This is how I use my NEC EA244UHD 4K display on my late 2013 MacBook Pro Retina, which I use as a 2nd workstation for processing multi-minute jobs while I continue work on my Mac Pro*. I like the vertical orientation for reading web pages, and it keeps the desk area quite small.
The NEC EA244UHD 4K display is available at a moderate price and can be calibrated with the Spectra View II software and hardware that its siblings use (included in this SKU). Like all the NEC displays, can be rotated vertically in a few seconds (and back to landscape orientation just as easily). And it has a 3-year warranty, versus the crummy 1-year warranty with the rumored 21.5" iMac 4K (and the iMac display cannot be calibrated).
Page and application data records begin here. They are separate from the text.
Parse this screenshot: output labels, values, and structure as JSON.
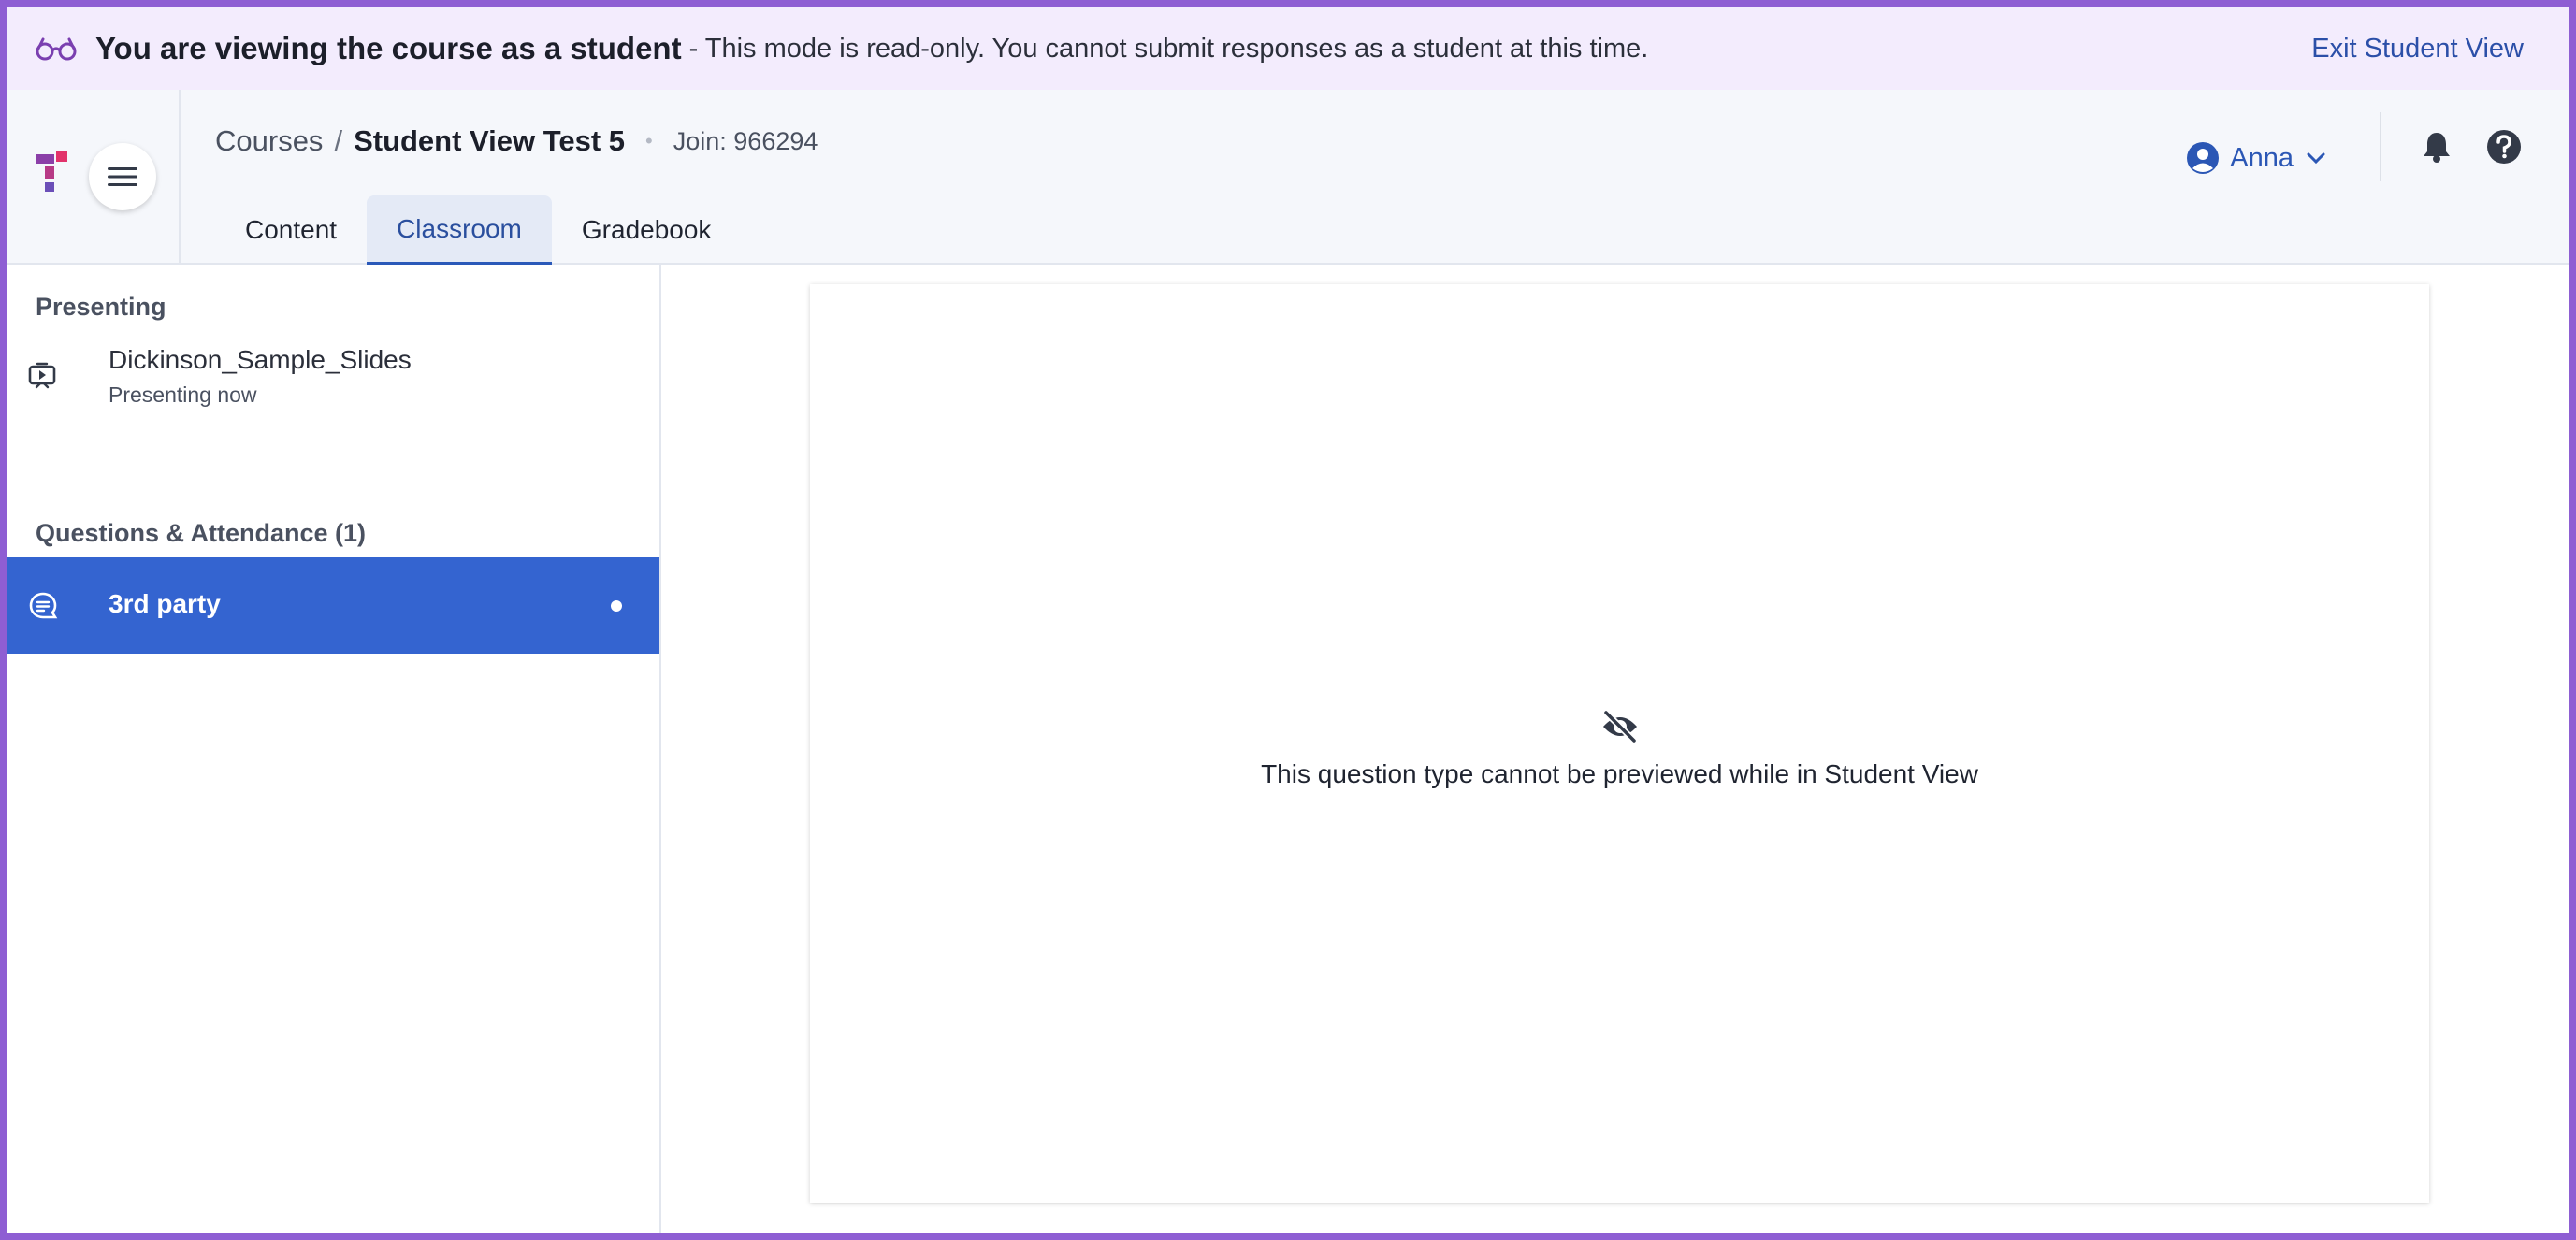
{
  "banner": {
    "strong": "You are viewing the course as a student",
    "rest": "- This mode is read-only. You cannot submit responses as a student at this time.",
    "exit_label": "Exit Student View",
    "icon": "glasses-icon"
  },
  "header": {
    "breadcrumb": {
      "courses": "Courses",
      "separator": "/",
      "course": "Student View Test 5",
      "dot": "•",
      "join": "Join: 966294"
    },
    "tabs": [
      {
        "label": "Content",
        "active": false
      },
      {
        "label": "Classroom",
        "active": true
      },
      {
        "label": "Gradebook",
        "active": false
      }
    ],
    "user": {
      "name": "Anna"
    }
  },
  "sidebar": {
    "presenting_title": "Presenting",
    "presenting_item": {
      "title": "Dickinson_Sample_Slides",
      "subtitle": "Presenting now",
      "icon": "presentation-icon"
    },
    "questions_title": "Questions & Attendance (1)",
    "question_item": {
      "label": "3rd party",
      "icon": "question-bubble-icon"
    }
  },
  "main": {
    "message": "This question type cannot be previewed while in Student View",
    "icon": "eye-off-icon"
  },
  "colors": {
    "accent": "#3464d0",
    "banner_bg": "#f3ecfd",
    "frame": "#8e5ed3",
    "link": "#2b4fa8"
  }
}
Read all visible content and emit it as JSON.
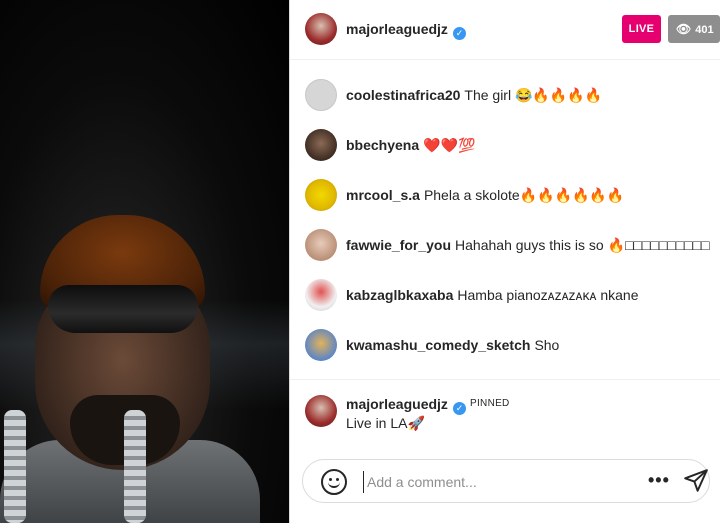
{
  "header": {
    "username": "majorleaguedjz",
    "verified_icon": "verified-badge-icon",
    "live_label": "LIVE",
    "viewer_count": "401",
    "eye_icon": "eye-icon"
  },
  "comments": [
    {
      "username": "coolestinafrica20",
      "text": "The girl 😂🔥🔥🔥🔥"
    },
    {
      "username": "bbechyena",
      "text": "❤️❤️💯"
    },
    {
      "username": "mrcool_s.a",
      "text": "Phela a skolote🔥🔥🔥🔥🔥🔥"
    },
    {
      "username": "fawwie_for_you",
      "text": "Hahahah guys this is so 🔥□□□□□□□□□□"
    },
    {
      "username": "kabzaglbkaxaba",
      "text": "Hamba pianoᴢᴀᴢᴀᴢᴀᴋᴀ nkane"
    },
    {
      "username": "kwamashu_comedy_sketch",
      "text": "Sho"
    }
  ],
  "pinned": {
    "username": "majorleaguedjz",
    "label": "PINNED",
    "text": "Live in LA🚀"
  },
  "compose": {
    "placeholder": "Add a comment...",
    "more_label": "•••",
    "emoji_icon": "smiley-icon",
    "send_icon": "send-icon"
  },
  "colors": {
    "live": "#e6006f",
    "viewers": "#8e8e8e",
    "verified": "#3897f0"
  }
}
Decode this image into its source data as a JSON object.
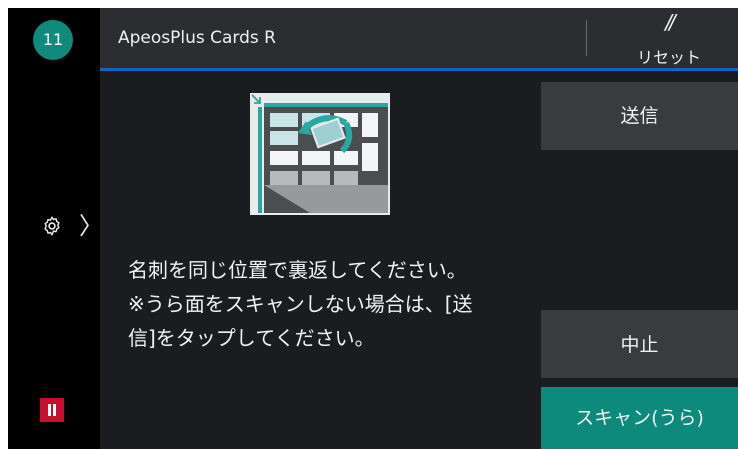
{
  "rail": {
    "job_count": "11",
    "settings_chevron": "〉"
  },
  "header": {
    "title": "ApeosPlus Cards R",
    "reset_icon": "//",
    "reset_label": "リセット"
  },
  "message": {
    "line1": "名刺を同じ位置で裏返してください。",
    "line2": "※うら面をスキャンしない場合は、[送",
    "line3": "信]をタップしてください。"
  },
  "buttons": {
    "send": "送信",
    "stop": "中止",
    "scan_back": "スキャン(うら)"
  },
  "colors": {
    "accent_teal": "#0d8a7c",
    "header_line": "#1565c0",
    "pause_red": "#c8102e"
  }
}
See also Reader Question: NEC Displays vs Apple.
* My 8-core 3.3 GHz 2013 Mac Pro has ample CPU power, but Photoshop keeps forcing itself to the front while I try to work on another task, so it effectively locks me out of any use of the machine while the job (script) runs. This behavior is wantonly destructive to making use of my time, but there is no workaround for its idiotic behavior. And it’s buggy too—the job can abort if Photoshop is not in front at certain junctures. So I run such jobs on the MacBook Pro, which sits just to my right on the same desk and I use file sharing to open the PSD or PSB file from the MBP.
James A writes:
Would putting Photoshop on its own desktop and then do other tasks on another desktop solve the problem of it coming to the foreground when you don’t want it to?
I use multiple desktops and switch between using FN:Arrow key combos. After awhile it is in the muscle memory and very easy to use.
DIGLLOYD: If by “another desktop” James means the “Spaces” feature, that might work. I constantly shuttle between 3 or 4 programs, and having Photoshop in a separate space might take extra keypresses and might be OK. Still it looks promising and I’m going to try it out.
Results with this approach:
- Photoshop does not come to the front (good!)
- Photoshop changes the cursor to a busy cursor even if it is out of sight in another space (distracting).
- Show stopper: Photoshop aborts the script by bringing itself to the front with the error dialog “ ”. Bummer.